The Tree in the Middle of the World: Late Ghibli Animator Makiko Futaki’s Magical Picture Book

Makiko Futaki was one of the most important Studio Ghibli animators. Working with Miyazaki since Lupin the III: The Castle of Cagliostro in 1979, she contributed to almost all Studio Ghibli films as a key animator, from Nausicaä to Marnie. She also worked on Akira and The Wings of Honnêamise. Hayao Miyazaki considered her one of his most trusted co-workers. Unfortunately, she passed away far too early in 2016 at the age of 57.

Aside from her work as an animator, she published a few picture books for children and designed the cover of the Moribito books by Nahoko Uehashi (I will likely dedicate a few blog posts to Uehashi’s works at some point).

One of these books, The Tree in the Middle of the World (世界の真ん中の木), originally published in 1989, was re-released as a hardcover collector’s edition (愛蔵版) for its 30th anniversary for 2500 yen. I read this book and want to share a few impressions. Avery Morrow translated the first six pages a couple of years ago – you can read them here.

Like Miyazaki’s My Neighbor Totoro and Princess Mononoke, this book was inspired by the beautiful forests on the southern Japanese island Yakushima. I went there myself in March and can confirm that the mountain forests are stunning.

The story centers around a girl who lives close to a huge, huge tree – the world tree, you could say. One day, she sees a gigantic bird and is dazzled by its majestic appearance.
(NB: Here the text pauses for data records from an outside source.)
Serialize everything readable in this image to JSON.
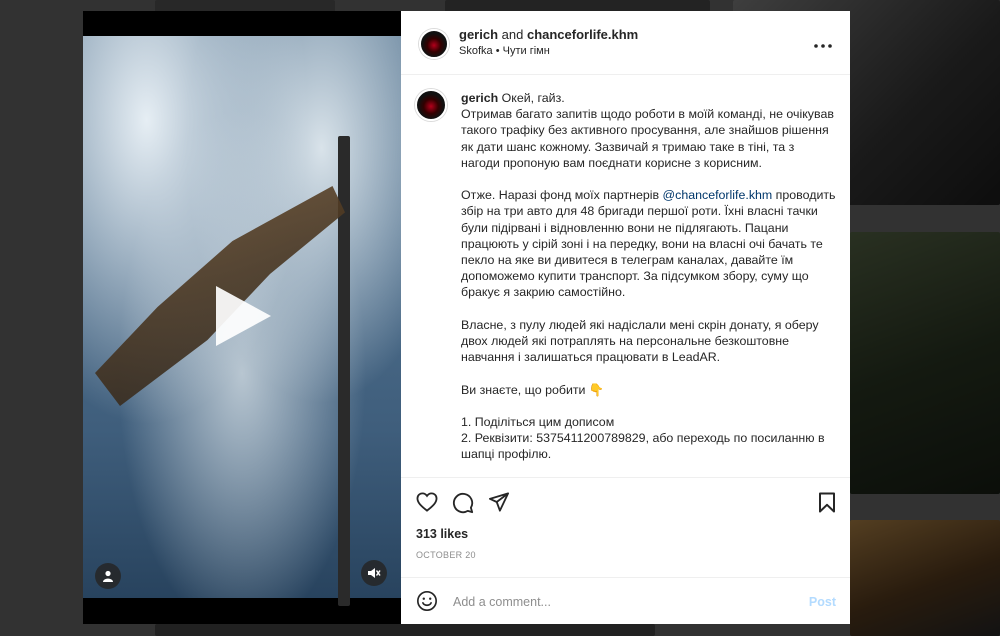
{
  "header": {
    "author": "gerich",
    "and_text": "and",
    "coauthor": "chanceforlife.khm",
    "audio_artist": "Skofka",
    "separator": "•",
    "audio_title": "Чути гімн",
    "more_icon": "more-horizontal-icon"
  },
  "caption": {
    "username": "gerich",
    "first_line": "Окей, гайз.",
    "body_part1": "\nОтримав багато запитів щодо роботи в моїй команді, не очікував такого трафіку без активного просування, але знайшов рішення як дати шанс кожному. Зазвичай я тримаю таке в тіні, та з нагоди пропоную вам поєднати корисне з корисним.\n\nОтже. Наразі фонд моїх партнерів ",
    "mention": "@chanceforlife.khm",
    "body_part2": " проводить збір на три авто для 48 бригади першої роти. Їхні власні тачки були підірвані і відновленню вони не підлягають. Пацани працюють у сірій зоні і на передку, вони на власні очі бачать те пекло на яке ви дивитеся в телеграм каналах, давайте їм допоможемо купити транспорт. За підсумком збору, суму що бракує я закрию самостійно.\n\nВласне, з пулу людей які надіслали мені скрін донату, я оберу двох людей які потраплять на персональне безкоштовне навчання і залишаться працювати в LeadAR.\n\nВи знаєте, що робити 👇\n\n1. Поділіться цим дописом\n2. Реквізити: 5375411200789829, або переходь по посиланню в шапці профілю."
  },
  "actions": {
    "like_icon": "heart-icon",
    "comment_icon": "comment-icon",
    "share_icon": "send-icon",
    "save_icon": "bookmark-icon"
  },
  "likes_text": "313 likes",
  "date_text": "OCTOBER 20",
  "comment": {
    "placeholder": "Add a comment...",
    "post_label": "Post",
    "emoji_icon": "emoji-icon"
  },
  "media": {
    "play_icon": "play-icon",
    "user_tag_icon": "user-icon",
    "mute_icon": "muted-speaker-icon"
  },
  "colors": {
    "link": "#00376b",
    "post_disabled": "#b3dbff",
    "secondary_text": "#8e8e8e"
  }
}
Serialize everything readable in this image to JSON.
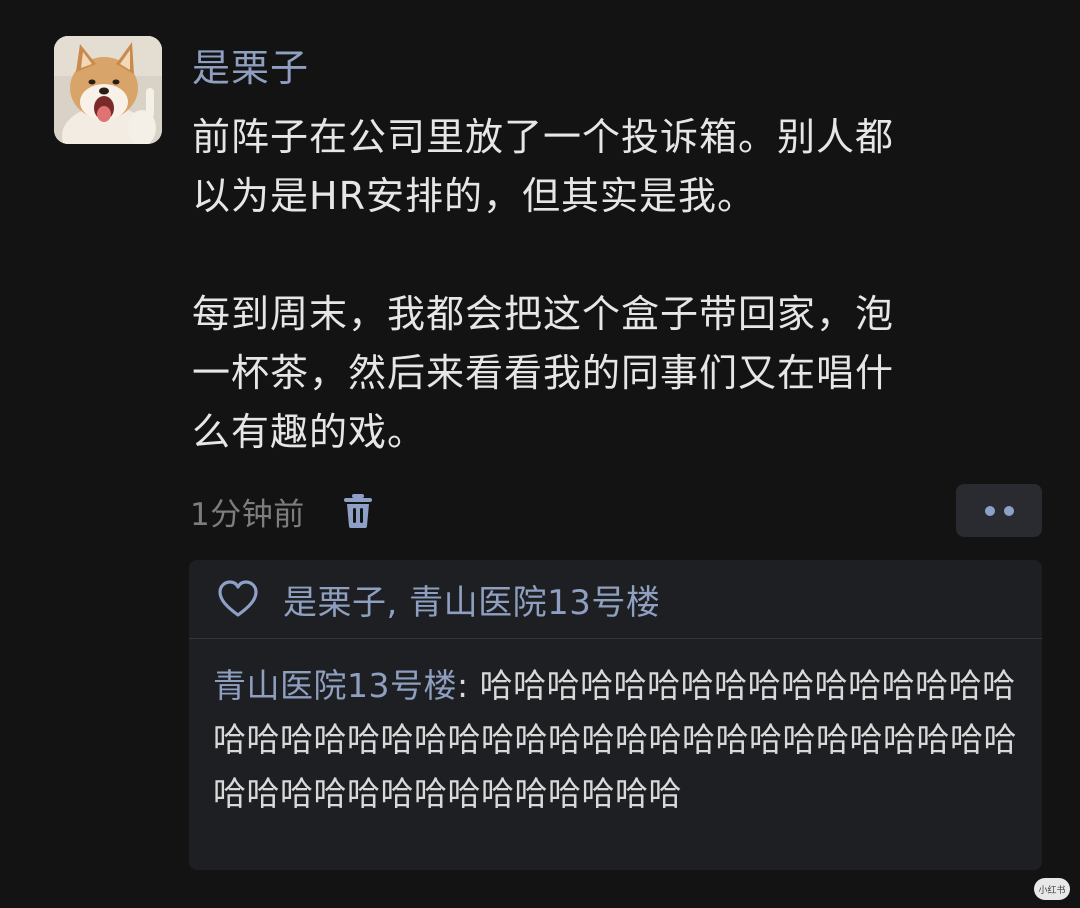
{
  "post": {
    "username": "是栗子",
    "content": "前阵子在公司里放了一个投诉箱。别人都\n以为是HR安排的，但其实是我。\n\n每到周末，我都会把这个盒子带回家，泡\n一杯茶，然后来看看我的同事们又在唱什\n么有趣的戏。",
    "time": "1分钟前"
  },
  "reply_box": {
    "likes": "是栗子, 青山医院13号楼",
    "comment": {
      "author": "青山医院13号楼",
      "separator": ": ",
      "text": "哈哈哈哈哈哈哈哈哈哈哈哈哈哈哈哈哈哈哈哈哈哈哈哈哈哈哈哈哈哈哈哈哈哈哈哈哈哈哈哈哈哈哈哈哈哈哈哈哈哈哈哈哈哈"
    }
  },
  "watermark": {
    "text": "小红书"
  },
  "colors": {
    "background": "#131313",
    "name_blue": "#8e9fc0",
    "text": "#e6e6e6",
    "muted": "#7d7d7d",
    "panel": "#1e1f22"
  },
  "icons": {
    "delete": "trash-icon",
    "more": "more-dots-icon",
    "like": "heart-outline-icon"
  }
}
With the goal to see that bird again, she begins to climb the huge tree and, on her way, encounters all kinds of animals and strange fantastical creatures living there.

However, these creatures seem to escape downwards. Some kind of murky water seems to poison the tree, making its leaves and branches wither. On her way up, the girl meets a talking frog and a boy from another country who accompany her on her quest to find out where that water comes from.

It’s a magical story. Not too original, one might argue. The theme of nature, pollution (this time not man-made), the interconnectedness of all living things and the absence of a good-and-evil duality are Ghibli staples. Indeed, the story is very reminiscent of Miyazaki’s Shuna no Tabi and one scene could be straight out of Nausicaä.

But the strong sense of wonder, the beauty of the drawings and the feeling of adventure still make the book very enjoyable. Not all strings come together as well as I had hoped, and the end feels a bit rushed, but overall, I had a lot of fun with The Tree in the Middle of the World.

I Visited a Yoshitaka Amano Art Exhibition

I visited a Yoshitaka Amano art exhibition at the Big Palette Fukushima building in Kōriyama last week.

Disappointingly enough, photos were not allowed, so I can’t post any of the actual event, but that is probably standard procedure at art exhibitions.

The building was part of a really big congress center and thus not overly charming. Exhibited were a large variety of Amano works, ranking from originals to Final Fantasy art and his works for a variety of other franchises. All pictures were originals, as far as I could see, and most of them up for sale. Not by Amano himself, but by private owners. So the main purpose of the exhibition may have been to sell these originals. The most expensive ones I saw were about 1,500,000 yen (~13,500 USD). The staff members there were eager to tell anyone interested more about the works.

After doing a bit of research, this seems to be the same kind of exhibition that was already done last year. At least a Reddit user posted about it and apparently got the same poster.

The exhibition also included 5 works by Amano’s son Yumihiko, who also has an interesting style. In addition to the usual Amano-style art works, there were also some chibi-style works exhibitioned – didn’t know Amano also did those.

I think I was familiar with the majority of the works exhibitioned, though definitely not all of them. Apart from some originals, one piece I particularly liked was this artwork from Final Fantasy IX.

Since entry was free, I was not surprised to see that the free mousepad I received as a pre-registration gift was really small and thin – not something I would actually use. The A2 FFX poster everyone got for free, on the other hand, is of good quality.

They also had a merchandise shop, selling posters, postcards, clear files, cups and other stuff. No art books, sadly, I would have definitely bought those. Instead I bought two postcard sets (2×6 cards for 1200 yen). The A2 posters were nice, but overpriced (~3000 yen).

So my final verdict is: Although a bit different and more commercial than I imagined, it was a good opportunity to see Amano’s art in real life – definitely a different experience, since he uses stuff like gold dust that can’t really be captures on photos. Would I go again? Probably not if it was the same kind of exhibition again. But I’d go to a museum-style exhibition that focuses on the cultural importance and historic background of the art rather than the price tags any day.

All images in this post except for the mousepad / post card photos are © Yoshitaka Amano / @ Yumihiko Amano.